Exercise brief
Give the number of lines in these entries that contain the string "devel", with no further comment.

Material supplied
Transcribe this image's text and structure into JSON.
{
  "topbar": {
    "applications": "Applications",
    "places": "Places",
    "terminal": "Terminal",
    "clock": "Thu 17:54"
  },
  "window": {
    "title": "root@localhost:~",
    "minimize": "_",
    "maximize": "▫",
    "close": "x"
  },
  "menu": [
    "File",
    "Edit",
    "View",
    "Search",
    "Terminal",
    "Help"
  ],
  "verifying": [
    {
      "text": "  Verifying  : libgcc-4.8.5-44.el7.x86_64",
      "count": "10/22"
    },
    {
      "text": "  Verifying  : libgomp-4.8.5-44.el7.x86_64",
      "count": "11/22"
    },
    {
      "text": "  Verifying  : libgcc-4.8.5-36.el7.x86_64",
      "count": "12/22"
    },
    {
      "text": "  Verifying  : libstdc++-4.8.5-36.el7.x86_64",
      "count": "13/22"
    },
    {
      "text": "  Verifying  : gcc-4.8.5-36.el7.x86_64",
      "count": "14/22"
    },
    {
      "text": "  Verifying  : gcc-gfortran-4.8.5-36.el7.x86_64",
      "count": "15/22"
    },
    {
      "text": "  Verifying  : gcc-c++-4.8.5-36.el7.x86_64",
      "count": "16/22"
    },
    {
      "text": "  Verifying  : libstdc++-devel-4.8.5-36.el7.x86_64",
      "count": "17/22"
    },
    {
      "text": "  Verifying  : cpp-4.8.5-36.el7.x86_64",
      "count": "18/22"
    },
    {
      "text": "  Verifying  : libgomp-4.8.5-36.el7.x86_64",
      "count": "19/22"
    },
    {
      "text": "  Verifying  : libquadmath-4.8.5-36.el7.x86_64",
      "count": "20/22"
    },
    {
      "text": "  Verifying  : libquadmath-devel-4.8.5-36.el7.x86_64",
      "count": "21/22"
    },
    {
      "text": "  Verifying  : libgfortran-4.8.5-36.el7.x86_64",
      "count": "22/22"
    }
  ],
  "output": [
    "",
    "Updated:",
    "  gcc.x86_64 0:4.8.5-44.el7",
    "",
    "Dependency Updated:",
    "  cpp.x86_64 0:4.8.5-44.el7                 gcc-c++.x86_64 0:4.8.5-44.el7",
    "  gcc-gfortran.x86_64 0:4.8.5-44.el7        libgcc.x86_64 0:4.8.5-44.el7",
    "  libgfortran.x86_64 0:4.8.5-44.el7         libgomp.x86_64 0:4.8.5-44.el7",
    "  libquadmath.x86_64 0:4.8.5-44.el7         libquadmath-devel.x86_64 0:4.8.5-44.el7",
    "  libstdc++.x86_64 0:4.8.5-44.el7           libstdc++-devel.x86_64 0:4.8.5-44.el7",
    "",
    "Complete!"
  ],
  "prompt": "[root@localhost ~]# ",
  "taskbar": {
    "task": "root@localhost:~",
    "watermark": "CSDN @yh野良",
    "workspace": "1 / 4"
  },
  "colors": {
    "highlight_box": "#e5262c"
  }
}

Result for this exercise
4